--- INFORMATION SUPPLIED ---
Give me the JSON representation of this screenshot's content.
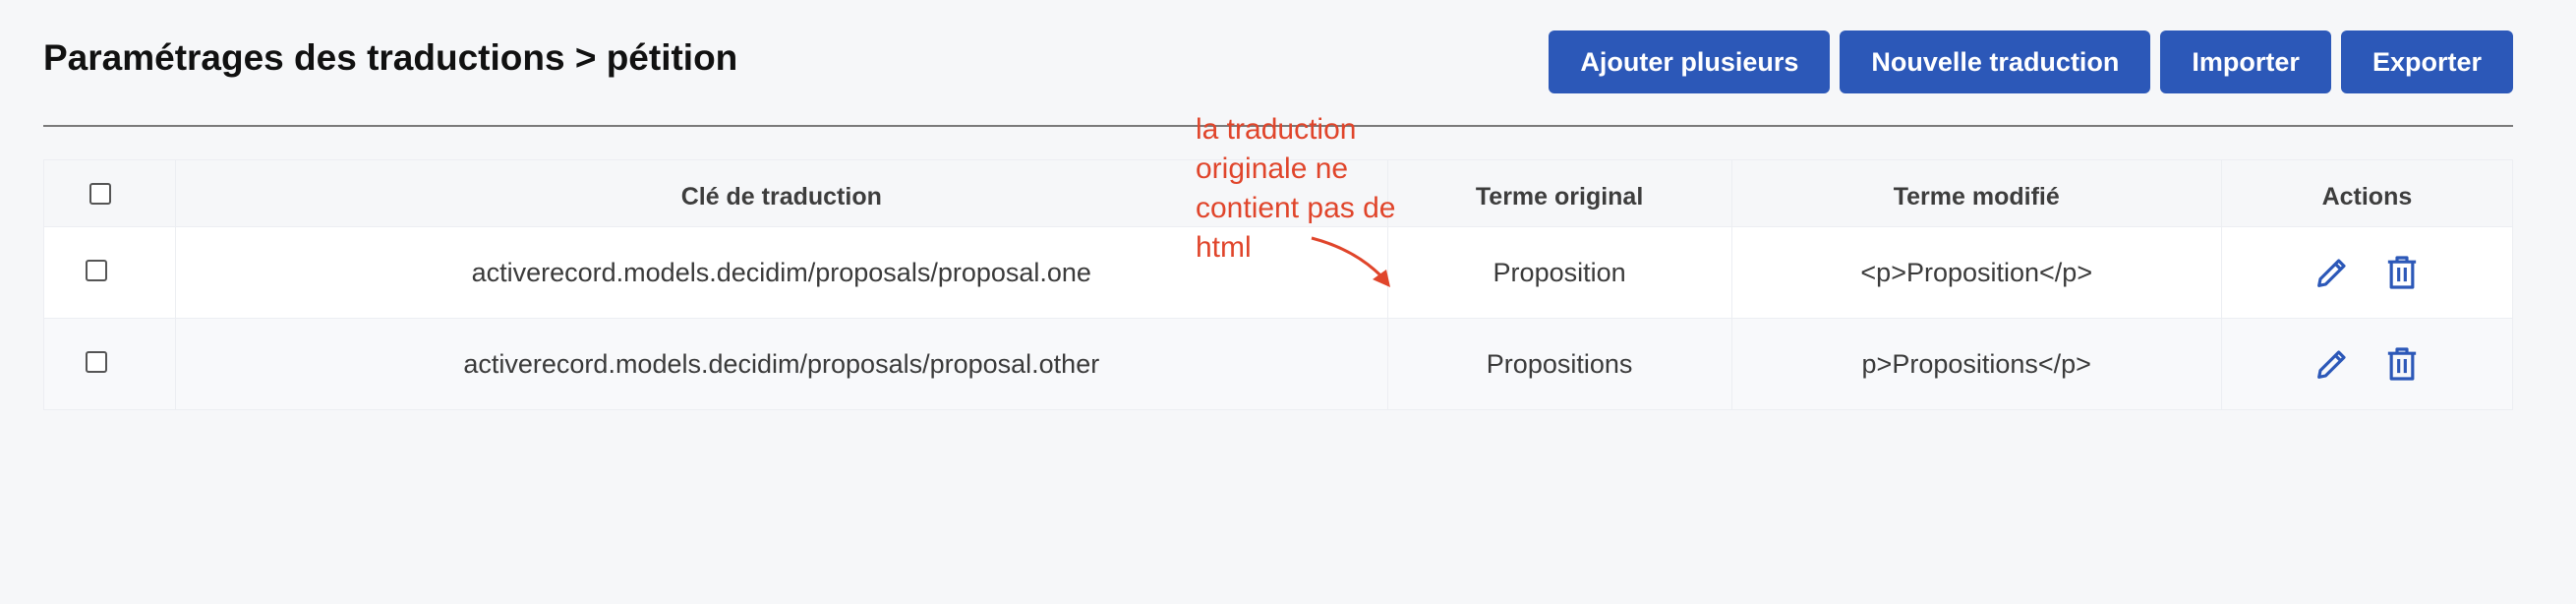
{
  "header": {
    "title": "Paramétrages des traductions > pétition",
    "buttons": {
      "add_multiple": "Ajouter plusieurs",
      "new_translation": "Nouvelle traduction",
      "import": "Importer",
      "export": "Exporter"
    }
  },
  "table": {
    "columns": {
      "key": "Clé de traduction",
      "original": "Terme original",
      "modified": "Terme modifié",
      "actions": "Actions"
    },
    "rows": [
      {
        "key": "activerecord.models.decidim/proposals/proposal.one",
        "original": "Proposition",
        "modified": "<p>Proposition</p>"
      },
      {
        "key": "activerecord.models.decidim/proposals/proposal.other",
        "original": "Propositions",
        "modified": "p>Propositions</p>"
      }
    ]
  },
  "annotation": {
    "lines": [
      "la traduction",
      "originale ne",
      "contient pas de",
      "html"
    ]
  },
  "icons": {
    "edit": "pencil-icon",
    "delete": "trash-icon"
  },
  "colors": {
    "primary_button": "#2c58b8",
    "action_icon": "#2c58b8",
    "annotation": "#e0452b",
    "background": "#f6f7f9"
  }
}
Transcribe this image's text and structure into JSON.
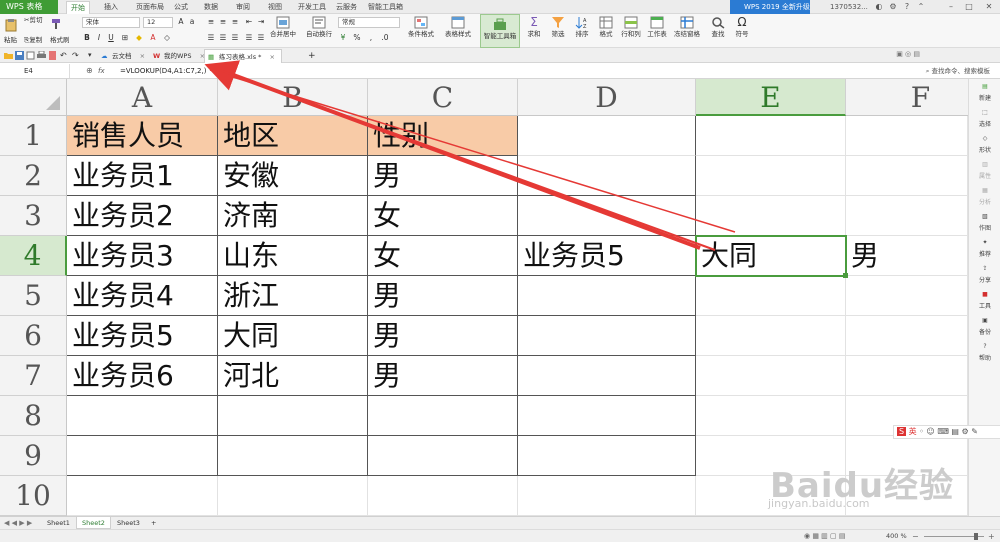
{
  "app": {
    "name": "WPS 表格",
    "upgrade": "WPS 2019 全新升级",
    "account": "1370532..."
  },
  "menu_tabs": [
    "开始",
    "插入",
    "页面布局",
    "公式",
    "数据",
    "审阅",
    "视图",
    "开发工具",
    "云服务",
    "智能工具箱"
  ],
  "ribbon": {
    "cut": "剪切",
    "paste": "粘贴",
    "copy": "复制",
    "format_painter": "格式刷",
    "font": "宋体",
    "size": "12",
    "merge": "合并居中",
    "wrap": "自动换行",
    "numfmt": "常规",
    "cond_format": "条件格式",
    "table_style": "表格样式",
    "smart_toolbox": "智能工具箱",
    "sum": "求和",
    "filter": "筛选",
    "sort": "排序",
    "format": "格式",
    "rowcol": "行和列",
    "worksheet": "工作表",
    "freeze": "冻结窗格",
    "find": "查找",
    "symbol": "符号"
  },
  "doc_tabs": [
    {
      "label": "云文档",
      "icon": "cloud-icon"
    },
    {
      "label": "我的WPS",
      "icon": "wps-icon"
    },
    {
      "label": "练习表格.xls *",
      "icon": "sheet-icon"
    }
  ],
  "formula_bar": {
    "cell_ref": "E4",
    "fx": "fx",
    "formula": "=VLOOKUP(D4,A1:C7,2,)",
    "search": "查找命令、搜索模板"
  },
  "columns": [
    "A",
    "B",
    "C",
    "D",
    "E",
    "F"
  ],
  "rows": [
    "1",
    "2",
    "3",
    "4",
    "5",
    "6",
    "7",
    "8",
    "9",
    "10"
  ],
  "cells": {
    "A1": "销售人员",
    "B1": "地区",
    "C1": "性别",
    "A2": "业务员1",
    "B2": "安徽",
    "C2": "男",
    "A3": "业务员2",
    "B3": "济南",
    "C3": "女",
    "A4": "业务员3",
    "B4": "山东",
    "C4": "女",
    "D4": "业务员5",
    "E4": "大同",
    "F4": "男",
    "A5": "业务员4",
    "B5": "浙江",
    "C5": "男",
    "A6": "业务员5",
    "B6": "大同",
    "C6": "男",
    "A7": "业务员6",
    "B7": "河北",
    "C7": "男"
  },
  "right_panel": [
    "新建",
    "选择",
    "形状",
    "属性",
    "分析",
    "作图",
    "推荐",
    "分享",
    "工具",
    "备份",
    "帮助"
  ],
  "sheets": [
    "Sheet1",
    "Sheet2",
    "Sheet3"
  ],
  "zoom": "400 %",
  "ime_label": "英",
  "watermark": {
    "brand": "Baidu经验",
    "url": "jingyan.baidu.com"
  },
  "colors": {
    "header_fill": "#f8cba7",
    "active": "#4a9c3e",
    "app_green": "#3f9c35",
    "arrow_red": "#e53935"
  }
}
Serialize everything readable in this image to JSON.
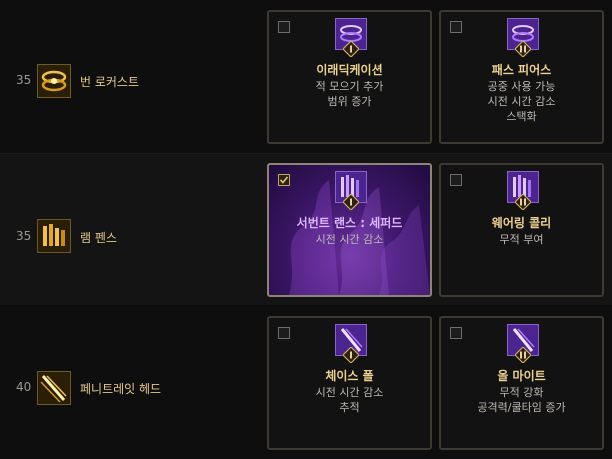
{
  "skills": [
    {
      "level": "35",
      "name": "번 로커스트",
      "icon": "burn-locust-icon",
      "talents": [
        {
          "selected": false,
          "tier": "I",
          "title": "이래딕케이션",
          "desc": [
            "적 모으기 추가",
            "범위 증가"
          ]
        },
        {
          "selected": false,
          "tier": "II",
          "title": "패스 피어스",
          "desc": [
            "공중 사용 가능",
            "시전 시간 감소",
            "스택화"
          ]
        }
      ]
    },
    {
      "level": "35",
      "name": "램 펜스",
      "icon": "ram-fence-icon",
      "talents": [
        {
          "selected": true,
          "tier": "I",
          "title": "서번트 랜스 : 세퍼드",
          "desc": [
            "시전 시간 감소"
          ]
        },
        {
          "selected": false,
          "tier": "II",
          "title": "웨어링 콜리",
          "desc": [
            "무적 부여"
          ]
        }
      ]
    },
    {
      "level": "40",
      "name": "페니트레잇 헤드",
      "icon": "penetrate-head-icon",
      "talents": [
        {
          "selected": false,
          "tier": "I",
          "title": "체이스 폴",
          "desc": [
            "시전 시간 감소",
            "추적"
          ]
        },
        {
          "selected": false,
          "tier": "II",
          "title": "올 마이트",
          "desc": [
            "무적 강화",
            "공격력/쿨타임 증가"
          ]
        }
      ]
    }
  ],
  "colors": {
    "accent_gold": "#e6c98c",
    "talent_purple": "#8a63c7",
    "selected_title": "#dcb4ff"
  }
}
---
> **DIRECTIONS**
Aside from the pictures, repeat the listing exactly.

> **WRITTEN SOLUTION**
Give me the JSON representation of this screenshot's content.
{
  "header": {
    "title": "Paramétrages des traductions > pétition",
    "buttons": {
      "add_multiple": "Ajouter plusieurs",
      "new_translation": "Nouvelle traduction",
      "import": "Importer",
      "export": "Exporter"
    }
  },
  "table": {
    "columns": {
      "key": "Clé de traduction",
      "original": "Terme original",
      "modified": "Terme modifié",
      "actions": "Actions"
    },
    "rows": [
      {
        "key": "activerecord.models.decidim/proposals/proposal.one",
        "original": "Proposition",
        "modified": "<p>Proposition</p>"
      },
      {
        "key": "activerecord.models.decidim/proposals/proposal.other",
        "original": "Propositions",
        "modified": "p>Propositions</p>"
      }
    ]
  },
  "annotation": {
    "lines": [
      "la traduction",
      "originale ne",
      "contient pas de",
      "html"
    ]
  },
  "icons": {
    "edit": "pencil-icon",
    "delete": "trash-icon"
  },
  "colors": {
    "primary_button": "#2c58b8",
    "action_icon": "#2c58b8",
    "annotation": "#e0452b",
    "background": "#f6f7f9"
  }
}
Transcribe this image's text and structure into JSON.
{
  "app": {
    "name": "WPS 表格",
    "upgrade": "WPS 2019 全新升级",
    "account": "1370532..."
  },
  "menu_tabs": [
    "开始",
    "插入",
    "页面布局",
    "公式",
    "数据",
    "审阅",
    "视图",
    "开发工具",
    "云服务",
    "智能工具箱"
  ],
  "ribbon": {
    "cut": "剪切",
    "paste": "粘贴",
    "copy": "复制",
    "format_painter": "格式刷",
    "font": "宋体",
    "size": "12",
    "merge": "合并居中",
    "wrap": "自动换行",
    "numfmt": "常规",
    "cond_format": "条件格式",
    "table_style": "表格样式",
    "smart_toolbox": "智能工具箱",
    "sum": "求和",
    "filter": "筛选",
    "sort": "排序",
    "format": "格式",
    "rowcol": "行和列",
    "worksheet": "工作表",
    "freeze": "冻结窗格",
    "find": "查找",
    "symbol": "符号"
  },
  "doc_tabs": [
    {
      "label": "云文档",
      "icon": "cloud-icon"
    },
    {
      "label": "我的WPS",
      "icon": "wps-icon"
    },
    {
      "label": "练习表格.xls *",
      "icon": "sheet-icon"
    }
  ],
  "formula_bar": {
    "cell_ref": "E4",
    "fx": "fx",
    "formula": "=VLOOKUP(D4,A1:C7,2,)",
    "search": "查找命令、搜索模板"
  },
  "columns": [
    "A",
    "B",
    "C",
    "D",
    "E",
    "F"
  ],
  "rows": [
    "1",
    "2",
    "3",
    "4",
    "5",
    "6",
    "7",
    "8",
    "9",
    "10"
  ],
  "cells": {
    "A1": "销售人员",
    "B1": "地区",
    "C1": "性别",
    "A2": "业务员1",
    "B2": "安徽",
    "C2": "男",
    "A3": "业务员2",
    "B3": "济南",
    "C3": "女",
    "A4": "业务员3",
    "B4": "山东",
    "C4": "女",
    "D4": "业务员5",
    "E4": "大同",
    "F4": "男",
    "A5": "业务员4",
    "B5": "浙江",
    "C5": "男",
    "A6": "业务员5",
    "B6": "大同",
    "C6": "男",
    "A7": "业务员6",
    "B7": "河北",
    "C7": "男"
  },
  "right_panel": [
    "新建",
    "选择",
    "形状",
    "属性",
    "分析",
    "作图",
    "推荐",
    "分享",
    "工具",
    "备份",
    "帮助"
  ],
  "sheets": [
    "Sheet1",
    "Sheet2",
    "Sheet3"
  ],
  "zoom": "400 %",
  "ime_label": "英",
  "watermark": {
    "brand": "Baidu经验",
    "url": "jingyan.baidu.com"
  },
  "colors": {
    "header_fill": "#f8cba7",
    "active": "#4a9c3e",
    "app_green": "#3f9c35",
    "arrow_red": "#e53935"
  }
}
Serialize everything readable in this image to JSON.
{
  "skills": [
    {
      "level": "35",
      "name": "번 로커스트",
      "icon": "burn-locust-icon",
      "talents": [
        {
          "selected": false,
          "tier": "I",
          "title": "이래딕케이션",
          "desc": [
            "적 모으기 추가",
            "범위 증가"
          ]
        },
        {
          "selected": false,
          "tier": "II",
          "title": "패스 피어스",
          "desc": [
            "공중 사용 가능",
            "시전 시간 감소",
            "스택화"
          ]
        }
      ]
    },
    {
      "level": "35",
      "name": "램 펜스",
      "icon": "ram-fence-icon",
      "talents": [
        {
          "selected": true,
          "tier": "I",
          "title": "서번트 랜스 : 세퍼드",
          "desc": [
            "시전 시간 감소"
          ]
        },
        {
          "selected": false,
          "tier": "II",
          "title": "웨어링 콜리",
          "desc": [
            "무적 부여"
          ]
        }
      ]
    },
    {
      "level": "40",
      "name": "페니트레잇 헤드",
      "icon": "penetrate-head-icon",
      "talents": [
        {
          "selected": false,
          "tier": "I",
          "title": "체이스 폴",
          "desc": [
            "시전 시간 감소",
            "추적"
          ]
        },
        {
          "selected": false,
          "tier": "II",
          "title": "올 마이트",
          "desc": [
            "무적 강화",
            "공격력/쿨타임 증가"
          ]
        }
      ]
    }
  ],
  "colors": {
    "accent_gold": "#e6c98c",
    "talent_purple": "#8a63c7",
    "selected_title": "#dcb4ff"
  }
}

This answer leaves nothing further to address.